  • Adhering to this temporary reduced speed limit will minimize the likelihood of loose chips and possible damage to a vehicle’s body or windshield. Faster speeds and turning movements may compromise the resulting quality and life expectancy of the new road surface.
  • Crews will post signs in each neighborhood before work is expected to begin.

Frequently Asked Questions

Why chip seal? 

Chip seal is a cost-effective method to preserve pavement that is in good condition, compared to asphalt. Asphalt is typically used on streets that are in fair to poor condition. The treatment selection is part of the City’s Pavement Management Program, which assesses and prioritizes treatment of City streets. This system is designed with a more cost-effective approach, recognizing it is better to treat streets with lower-cost, preventative treatments than to wait until the street condition deteriorates to the point that major rehabilitation or reconstruction is required.

Does chip seal look and feel different than asphalt?

Yes, chip seal has larger rock pieces than asphalt making it a rougher surface. Chip seal comes in both grey and black, while asphalt is typically black.
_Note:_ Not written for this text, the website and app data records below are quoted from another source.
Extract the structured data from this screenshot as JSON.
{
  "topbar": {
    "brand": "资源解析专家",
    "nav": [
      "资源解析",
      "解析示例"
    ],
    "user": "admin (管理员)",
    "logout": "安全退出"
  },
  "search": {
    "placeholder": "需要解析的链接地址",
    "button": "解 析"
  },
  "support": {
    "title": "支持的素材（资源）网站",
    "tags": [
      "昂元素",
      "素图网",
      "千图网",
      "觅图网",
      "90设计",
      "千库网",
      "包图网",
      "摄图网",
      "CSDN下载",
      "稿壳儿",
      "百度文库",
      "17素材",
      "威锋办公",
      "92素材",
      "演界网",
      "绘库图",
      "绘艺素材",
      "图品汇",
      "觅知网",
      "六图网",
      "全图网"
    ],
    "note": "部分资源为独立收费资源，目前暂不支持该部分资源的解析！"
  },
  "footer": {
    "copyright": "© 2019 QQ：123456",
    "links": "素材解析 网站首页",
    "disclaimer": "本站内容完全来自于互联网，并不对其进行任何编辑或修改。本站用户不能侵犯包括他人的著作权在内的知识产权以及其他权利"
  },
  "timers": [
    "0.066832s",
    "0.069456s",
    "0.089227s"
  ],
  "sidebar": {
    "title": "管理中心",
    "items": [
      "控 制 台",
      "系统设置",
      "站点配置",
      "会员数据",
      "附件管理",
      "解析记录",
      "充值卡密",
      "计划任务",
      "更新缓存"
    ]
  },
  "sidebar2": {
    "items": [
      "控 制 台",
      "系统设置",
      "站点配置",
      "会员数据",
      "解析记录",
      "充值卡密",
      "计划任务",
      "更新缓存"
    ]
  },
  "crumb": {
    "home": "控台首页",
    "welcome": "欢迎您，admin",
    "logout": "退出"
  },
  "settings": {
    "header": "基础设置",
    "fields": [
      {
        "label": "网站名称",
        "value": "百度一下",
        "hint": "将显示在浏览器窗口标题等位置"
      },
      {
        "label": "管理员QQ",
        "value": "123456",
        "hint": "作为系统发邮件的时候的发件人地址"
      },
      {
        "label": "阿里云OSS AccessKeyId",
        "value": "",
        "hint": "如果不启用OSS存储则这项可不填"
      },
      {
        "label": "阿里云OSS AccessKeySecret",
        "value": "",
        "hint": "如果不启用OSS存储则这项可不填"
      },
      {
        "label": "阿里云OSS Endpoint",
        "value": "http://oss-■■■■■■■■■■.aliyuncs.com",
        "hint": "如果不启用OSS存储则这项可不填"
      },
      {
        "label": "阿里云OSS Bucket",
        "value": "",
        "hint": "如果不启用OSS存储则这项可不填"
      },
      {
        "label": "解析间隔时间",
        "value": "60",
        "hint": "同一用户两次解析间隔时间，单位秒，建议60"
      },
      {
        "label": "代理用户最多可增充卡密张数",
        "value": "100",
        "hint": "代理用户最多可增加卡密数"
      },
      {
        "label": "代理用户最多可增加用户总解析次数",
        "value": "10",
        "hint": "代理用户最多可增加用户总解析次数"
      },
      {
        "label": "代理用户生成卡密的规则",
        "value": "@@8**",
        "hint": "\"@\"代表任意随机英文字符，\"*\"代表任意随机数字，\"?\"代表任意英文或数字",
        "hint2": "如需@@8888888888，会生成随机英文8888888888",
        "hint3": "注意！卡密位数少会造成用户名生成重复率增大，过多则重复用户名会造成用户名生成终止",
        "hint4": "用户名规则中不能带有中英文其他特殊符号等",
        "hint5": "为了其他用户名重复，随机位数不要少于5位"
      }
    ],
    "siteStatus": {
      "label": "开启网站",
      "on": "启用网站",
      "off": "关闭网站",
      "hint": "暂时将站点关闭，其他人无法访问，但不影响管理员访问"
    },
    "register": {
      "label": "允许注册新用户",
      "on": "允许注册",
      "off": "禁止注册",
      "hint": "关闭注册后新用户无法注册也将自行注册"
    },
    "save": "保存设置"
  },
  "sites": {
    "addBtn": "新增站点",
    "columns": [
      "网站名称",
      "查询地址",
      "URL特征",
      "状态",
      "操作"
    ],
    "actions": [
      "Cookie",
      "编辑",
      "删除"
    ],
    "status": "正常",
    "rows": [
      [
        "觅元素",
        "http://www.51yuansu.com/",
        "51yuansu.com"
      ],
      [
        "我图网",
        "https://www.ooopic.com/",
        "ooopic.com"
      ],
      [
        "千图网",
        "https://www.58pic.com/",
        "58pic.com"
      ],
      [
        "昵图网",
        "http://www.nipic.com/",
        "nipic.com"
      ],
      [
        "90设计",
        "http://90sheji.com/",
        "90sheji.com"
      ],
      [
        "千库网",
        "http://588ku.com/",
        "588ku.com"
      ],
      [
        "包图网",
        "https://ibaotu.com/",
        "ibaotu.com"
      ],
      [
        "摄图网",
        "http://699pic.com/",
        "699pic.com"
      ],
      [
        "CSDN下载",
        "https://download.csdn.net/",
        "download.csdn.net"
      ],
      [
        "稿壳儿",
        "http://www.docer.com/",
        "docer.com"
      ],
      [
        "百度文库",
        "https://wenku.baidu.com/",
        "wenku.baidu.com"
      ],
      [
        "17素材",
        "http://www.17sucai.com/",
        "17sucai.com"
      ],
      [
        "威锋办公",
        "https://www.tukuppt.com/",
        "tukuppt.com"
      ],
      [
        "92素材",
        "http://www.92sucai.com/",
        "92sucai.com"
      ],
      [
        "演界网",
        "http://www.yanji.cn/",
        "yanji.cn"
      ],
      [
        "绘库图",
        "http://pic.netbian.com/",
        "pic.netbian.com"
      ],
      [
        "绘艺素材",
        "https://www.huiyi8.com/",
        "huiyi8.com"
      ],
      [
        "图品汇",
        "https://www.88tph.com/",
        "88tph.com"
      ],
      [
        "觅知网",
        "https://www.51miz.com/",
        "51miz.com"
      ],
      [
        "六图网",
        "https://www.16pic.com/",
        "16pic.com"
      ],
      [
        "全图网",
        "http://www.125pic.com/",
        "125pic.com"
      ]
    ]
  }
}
Chip seal also smooths out over time as vehicles drive on it. Eventually, it will look and feel similar to asphalt.

Will there be loose rock that needs to be swept up?

Yes, chip seal process generates excess rock that will be swept up.